It seems like you’re interested in information about full residential home inspections and inspection training. Home inspections are essential processes that assess the condition of a residential property, typically performed before a real estate transaction. Here’s an overview of what’s involved in a full residential home inspection and the training required for inspectors:

Full Residential Home Inspection:

A full residential home inspection is a comprehensive assessment of the condition of a residential property, including its structural integrity, mechanical systems, and overall safety. The purpose of a home inspection is to provide potential buyers or homeowners with a clear understanding of the property’s current condition and any potential issues that might need addressing. Here are some key components of a full residential home inspection:

  1. Exterior Inspection: This involves evaluating the exterior components of the property, including the roof, siding, windows, doors, gutters, downspouts, and the overall landscape.
  2. Structural Inspection: This includes examining the foundation, walls, ceilings, floors, and supporting structures for signs of damage or instability.
  3. Roof Inspection: Inspecting the roof for leaks, damage, and the overall condition of roofing materials.
  4. Plumbing Inspection: Checking the plumbing system, including pipes, fixtures, drains, and water supply for leaks or issues.
  5. Electrical Inspection: Evaluating the electrical system for safety, proper wiring, and functionality of outlets, switches, and fixtures.
  6. HVAC Systems: Inspecting the heating, ventilation, and air conditioning systems for proper operation and potential problems.
  7. Interior Inspection: Assessing the interior components of the home, including walls, ceilings, floors, doors, windows, and any built-in appliances.
  8. Basement and Attic: Examining these areas for moisture, insulation, ventilation, and any signs of damage or pest infestations.
  9. Safety Checks: Identifying potential safety hazards, such as exposed wiring, fire hazards, or other issues that could pose a risk to occupants.

Inspection Training:

Becoming a certified home inspector typically involves specialized training and education to ensure you have the necessary knowledge and skills to conduct thorough inspections. Here’s a general outline of the training process:

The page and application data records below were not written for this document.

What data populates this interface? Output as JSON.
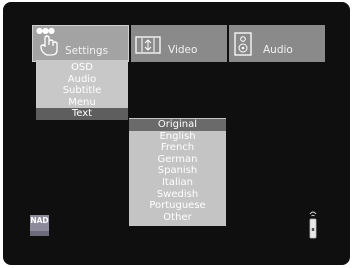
{
  "tabs": [
    {
      "label": "Settings",
      "icon": "hand-pointer-icon",
      "active": true
    },
    {
      "label": "Video",
      "icon": "video-screen-icon",
      "active": false
    },
    {
      "label": "Audio",
      "icon": "speaker-icon",
      "active": false
    }
  ],
  "settings_menu": [
    "OSD",
    "Audio",
    "Subtitle",
    "Menu",
    "Text"
  ],
  "settings_selected": "Text",
  "text_options": [
    "Original",
    "English",
    "French",
    "German",
    "Spanish",
    "Italian",
    "Swedish",
    "Portuguese",
    "Other"
  ],
  "text_selected": "Original",
  "logo_text": "NAD",
  "remote_icon": "remote-control-icon"
}
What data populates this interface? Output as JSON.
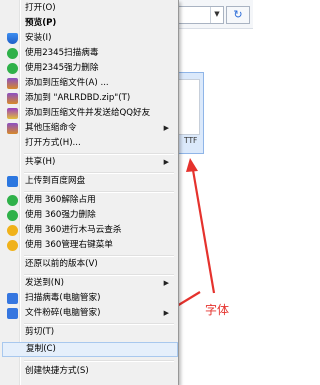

  1. Education: Many home inspectors start by taking courses specifically designed for home inspection. These courses cover topics such as building systems, construction techniques, codes and regulations, and inspection methodologies.
  2. Hands-On Training: Practical experience is crucial. Many training programs include hands-on training where you can participate in mock inspections under the guidance of experienced inspectors.
  3. Certification: After completing the required training, you can pursue certification from a recognized organization. Certification may involve passing an exam that demonstrates your knowledge of home inspection practices.
  4. Continuing Education: The field of home inspection is constantly evolving. To maintain your certification and stay up-to-date with industry changes, ongoing education is often required.
  5. Licensing: In some regions, home inspectors are required to be licensed. This might involve meeting specific training and experience requirements set by local regulatory bodies.
  6. Professional Organizations: Joining professional organizations, such as the American Society of Home Inspectors (ASHI) or the International Association of Certified Home Inspectors (InterNACHI), can provide you with networking opportunities, access to resources, and credibility in the field.

Keep in mind that specific requirements for training and certification can vary based on your location. If you’re interested in pursuing a career as a home inspector, it’s important to research the requirements in your area and choose a reputable training program or educational institution.